Permits Required: SPDES, Environmental Conservation Law (ECL), Article 17 and Parts 750 - 758 of Title 6 of the the New York Compilation of Codes, Rules and Regulations (6 NYCRR); SPDES General Permit for Stormwater and Discharges from Construction Activities, Article 17 and Parts 750 - 758 of 6 NYCRR; Public Water Supply, ECL Article 15, Title 15 and 6 NYCRR Part 601; Protection of Waters, ECL Article 15, Title 5 and 6 NYCRR Part 608; Freshwater Wetlands, ECL Article 24 and 6 NYCRR Part 663; Water Quality Certification, Section 401 of Clean Water Act.
Revised Draft SPDES Permit: In response to written public comments received during the public notice period, Department staff have revised the draft SPDES permit to correct typographical errors and amend language related to the permittee's compliance with phosphorous offset program requirements. The revised draft SPDES permit is available for review during normal business hours at the NYS DEC Region 3 office as noted below. The Department has made a tentative determination to approve the revised draft SPDES permit for the discharge of a monthly average of 70,000 GPD to an unnamed tribuary to Palmer Lake (a/k/a Michael's Brook), a class B stream. The 1988 SPDES permit issued for this project was for a 313-unit proposal allowing a monthly average discharge of up to 102,000 GPD to the same stream. In addition, effluent limitations for phosphorous will be reduced from 1.0 mg/l in the 1988 SPDES permit to 0.05 mg/l; and seasonal limitations for nitrogen will also be required. The Department's decision on the revised draft SPDES permit remains contingent on the applicant's formation of a sewage works corporation in accordance with Article 10 of the New York State Transportation Corporations Law, or satisfying the criteria for a variance pursuant to the Department's SPDES regulations contained in 6 NYCRR Part 752.1 (f).
Public Hearing: As a result of the comments received after publication of the notice of complete application in February 2008, the Department staff has revised the draft SPDES permit and determined to hold a legislative hearing to receive public comment. The hearing to receive comments on the available draft permits and permit applications will be held on Wednesday, September 24, 2008 at 7:00 p.m. at the Knights of Columbus, 10 Fair Street, Carmel, New York.
It is not necessary to file in advance to speak at the legislative hearing. All those individuals, organizations, and businesses who wish to provide comments are encouraged to attend. Lengthy statements should be in writing and summarized for oral presentation. Written comments are also welcome up to and including October 6, 2008 and should be mailed to Scott Sheeley at the address noted below. Equal weight will be given to both oral and written statements. The hearing location is reasonably accessible to persons with a mobility impairment. Pursuant to the State Administrative Procedure Act (SAPA), interpreter services shall be made available to hearing impaired persons, at no charge, upon written request to Scott Sheeley at the address noted below.

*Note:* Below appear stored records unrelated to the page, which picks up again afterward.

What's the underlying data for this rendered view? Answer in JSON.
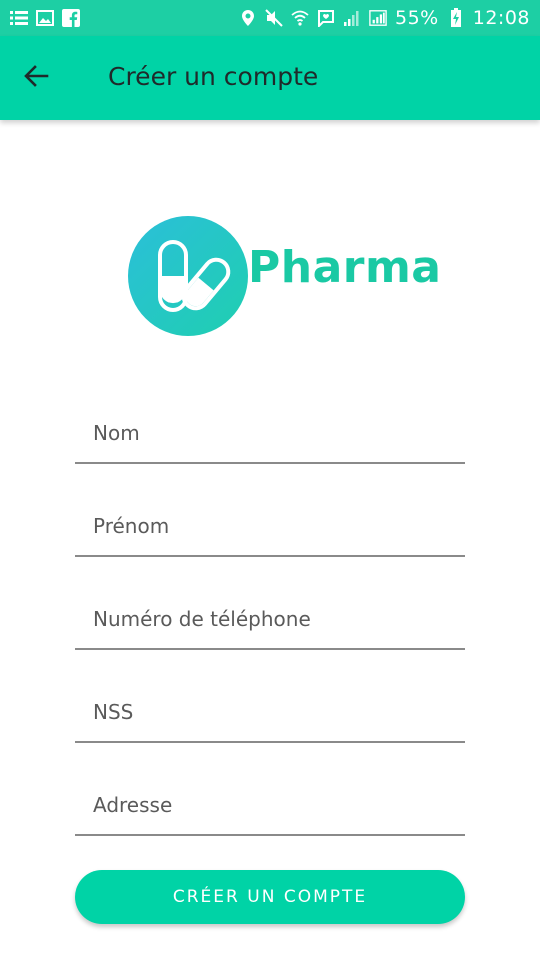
{
  "status_bar": {
    "left_icons": [
      "list-icon",
      "image-icon",
      "facebook-icon"
    ],
    "right_icons": [
      "location-icon",
      "mute-icon",
      "wifi-icon",
      "message-icon",
      "signal-icon",
      "signal-icon",
      "battery-icon"
    ],
    "battery": "55%",
    "time": "12:08"
  },
  "app_bar": {
    "title": "Créer un compte",
    "back_icon": "arrow-back-icon",
    "color": "#00d3a6"
  },
  "logo": {
    "text": "Pharma",
    "icon": "pill-icon",
    "color": "#1ac9a4"
  },
  "form": {
    "fields": [
      {
        "placeholder": "Nom",
        "value": ""
      },
      {
        "placeholder": "Prénom",
        "value": ""
      },
      {
        "placeholder": "Numéro de téléphone",
        "value": ""
      },
      {
        "placeholder": "NSS",
        "value": ""
      },
      {
        "placeholder": "Adresse",
        "value": ""
      }
    ],
    "submit_label": "CRÉER UN COMPTE"
  }
}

Department Staff's Position: The NYS DEC staff has tentatively determined that the proposed project is in accordance with all applicable environmental laws and regulations and has produced draft water supply and SPDES permits for the public's review.
Scott E. Sheeley